Seasonal depression, or seasonal affective disorder (SAD), is a common form of depression that affects over three million people every year, according to the Mayo Clinic. It’s a very common form of depression that causes fatigue, feelings of hopelessness and can even cause people to withdraw from social interactions and events. Seasonal depression can occur for months, often in the winter months (NIMH). It’s usually associated with months where there is less daylight.
Seasonal depression can cause students to skip class, as it can cause a lack of motivation. This can cause lower grades and issues with attendance. The feeling of hopelessness, a common symptom according to the National Institute of Mental Health (NIMH), can also make students feel discouraged to keep up with their grades or work on campus.
Depression is a tough feeling to deal with, but like any form of depression, seasonal depression is manageable. If a student on campus believes they may be suffering from seasonal depression, there are resources they can utilize. Students can schedule an appointment with Director of Counseling Services Time Morenz, or one of the graduate student counselors.
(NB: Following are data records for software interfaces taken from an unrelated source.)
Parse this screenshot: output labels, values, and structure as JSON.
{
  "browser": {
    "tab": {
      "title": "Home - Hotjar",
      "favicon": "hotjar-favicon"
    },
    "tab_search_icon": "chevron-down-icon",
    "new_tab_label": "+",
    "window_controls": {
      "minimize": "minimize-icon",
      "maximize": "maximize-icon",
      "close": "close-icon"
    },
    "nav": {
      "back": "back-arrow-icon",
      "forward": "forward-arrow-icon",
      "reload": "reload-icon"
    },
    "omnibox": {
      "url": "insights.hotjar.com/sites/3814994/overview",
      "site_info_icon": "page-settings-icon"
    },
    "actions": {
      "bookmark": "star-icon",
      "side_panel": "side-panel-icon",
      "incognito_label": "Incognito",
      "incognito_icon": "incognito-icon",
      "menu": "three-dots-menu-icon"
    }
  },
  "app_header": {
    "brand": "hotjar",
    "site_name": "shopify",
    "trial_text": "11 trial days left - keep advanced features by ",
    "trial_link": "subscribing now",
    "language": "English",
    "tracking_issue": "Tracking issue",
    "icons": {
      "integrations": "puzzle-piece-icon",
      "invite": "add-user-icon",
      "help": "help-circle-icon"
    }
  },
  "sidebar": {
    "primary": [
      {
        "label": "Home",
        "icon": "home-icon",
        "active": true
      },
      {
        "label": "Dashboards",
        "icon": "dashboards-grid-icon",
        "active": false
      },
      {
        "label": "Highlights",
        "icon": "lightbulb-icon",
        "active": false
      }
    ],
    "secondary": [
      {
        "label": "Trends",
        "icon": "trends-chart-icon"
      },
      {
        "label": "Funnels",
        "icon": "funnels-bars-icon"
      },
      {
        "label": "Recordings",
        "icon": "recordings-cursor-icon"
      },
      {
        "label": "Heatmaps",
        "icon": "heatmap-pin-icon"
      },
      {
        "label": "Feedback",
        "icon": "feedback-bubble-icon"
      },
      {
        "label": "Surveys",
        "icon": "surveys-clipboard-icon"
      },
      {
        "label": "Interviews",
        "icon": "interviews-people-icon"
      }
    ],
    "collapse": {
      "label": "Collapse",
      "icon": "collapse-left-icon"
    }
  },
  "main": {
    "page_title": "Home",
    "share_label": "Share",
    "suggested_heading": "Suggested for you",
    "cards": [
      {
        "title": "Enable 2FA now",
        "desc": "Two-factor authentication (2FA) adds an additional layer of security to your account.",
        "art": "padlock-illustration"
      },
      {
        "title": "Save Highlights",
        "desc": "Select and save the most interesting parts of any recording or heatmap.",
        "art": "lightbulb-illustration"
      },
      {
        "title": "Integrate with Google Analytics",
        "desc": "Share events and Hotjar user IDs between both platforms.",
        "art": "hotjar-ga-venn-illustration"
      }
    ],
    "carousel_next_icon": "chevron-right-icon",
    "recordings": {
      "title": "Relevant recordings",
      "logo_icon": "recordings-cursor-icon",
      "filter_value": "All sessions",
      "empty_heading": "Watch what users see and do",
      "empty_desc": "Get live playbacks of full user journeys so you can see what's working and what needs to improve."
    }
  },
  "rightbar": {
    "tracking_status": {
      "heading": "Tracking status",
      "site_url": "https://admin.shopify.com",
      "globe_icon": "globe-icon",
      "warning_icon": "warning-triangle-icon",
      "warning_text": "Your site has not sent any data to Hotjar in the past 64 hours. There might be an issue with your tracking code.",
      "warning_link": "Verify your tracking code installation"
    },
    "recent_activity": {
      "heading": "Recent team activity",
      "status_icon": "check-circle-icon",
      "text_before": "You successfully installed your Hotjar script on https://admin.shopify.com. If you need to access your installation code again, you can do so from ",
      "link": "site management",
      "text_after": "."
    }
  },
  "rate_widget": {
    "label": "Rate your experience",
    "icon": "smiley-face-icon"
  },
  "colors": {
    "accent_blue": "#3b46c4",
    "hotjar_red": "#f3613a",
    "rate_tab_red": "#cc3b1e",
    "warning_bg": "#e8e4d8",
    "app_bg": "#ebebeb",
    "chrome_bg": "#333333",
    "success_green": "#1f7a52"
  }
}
There are also forms of online therapy that can help students who might feel uncomfortable talking to someone in person, such as Blackburn’s connection with 7cups.
Senior secondary education: history major Samantha Cranmer shared some of her coping tips during the winter season. She said she tries to take vitamins daily to keep her Vitamin D levels up. Sunlight provides Vitamin D, and in the winter time, there’s less opportunity to get sunshine. “I also like to take self-care evenings where I drink hot chocolate, do a face mask and take a hot shower,” she added. It also helps her to spend time with her family and her cat. She recommended that other students who might have SAD spend time at the animal shelter in town. The Macoupin County Animal Shelter does take volunteers on Saturday mornings, if anyone is interested.
Senior Samantha Cranmer alleviating her seasonal depression symptoms with her cat, Pollux
Do not be afraid to reach out if you think you are suffering from seasonal depression. There are resources available both on and off campus that can help. Seasonal depression is temporary and can be treated. Be aware of it, and help others.